The International Space Station is seen in this 30 second exposure as it flies over Elkton, VA early in the morning, Saturday, August 1, 2015. Photo Credit: NASA/Bill Ingalls The International Space Station is seen in this 30 second exposure as it flies over Elkton, VA early in the morning, Saturday, August 1, 2015. Photo Credit: NASA/Bill Ingalls

Visit the NASA Johnson Flickr Photostream

How do I Spot The Station?

What does all this sighting information mean?

Time is when the sighting opportunity will begin in your local time zone.

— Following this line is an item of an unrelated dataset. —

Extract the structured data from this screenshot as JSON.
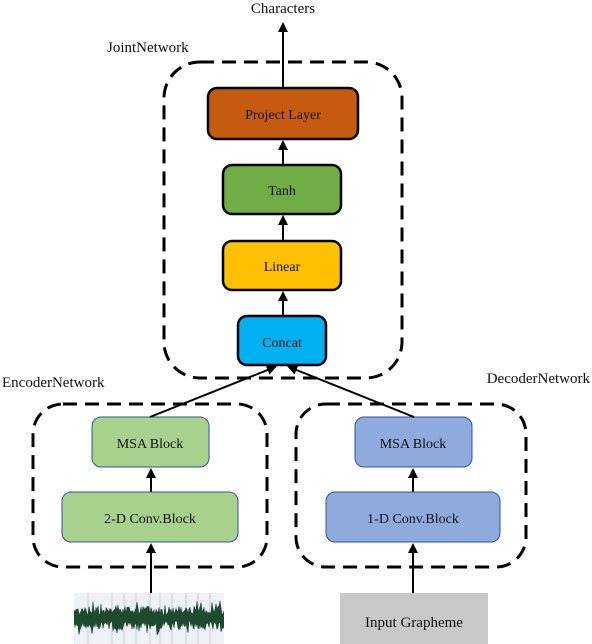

All sightings will occur within a few hours before or after sunrise or sunset. This is the optimum viewing period as the sun reflects off the space station and contrasts against the darker sky.

Visible is the maximum time period the space station is visible before crossing back below the horizon.

Max Height is measured in degrees (also known as elevation). It represents the height of the space station from the horizon in the night sky. The horizon is at zero degrees, and directly overhead is ninety degrees. If you hold your fist at arm's length and place your fist resting on the horizon, the top will be about 10 degrees.

Appears is the location in the sky where the station will be visible first. This value, like maximum height, also is measured in degrees from the horizon. The letters represent compass directions -- N is north, WNW is west by northwest, and so on.

Disappears represents where in the night sky the International Space Station will leave your field of view.

Astronomical Horizon chart. Click the link for a detailed description of the astronomical horizon and sighting alert messages.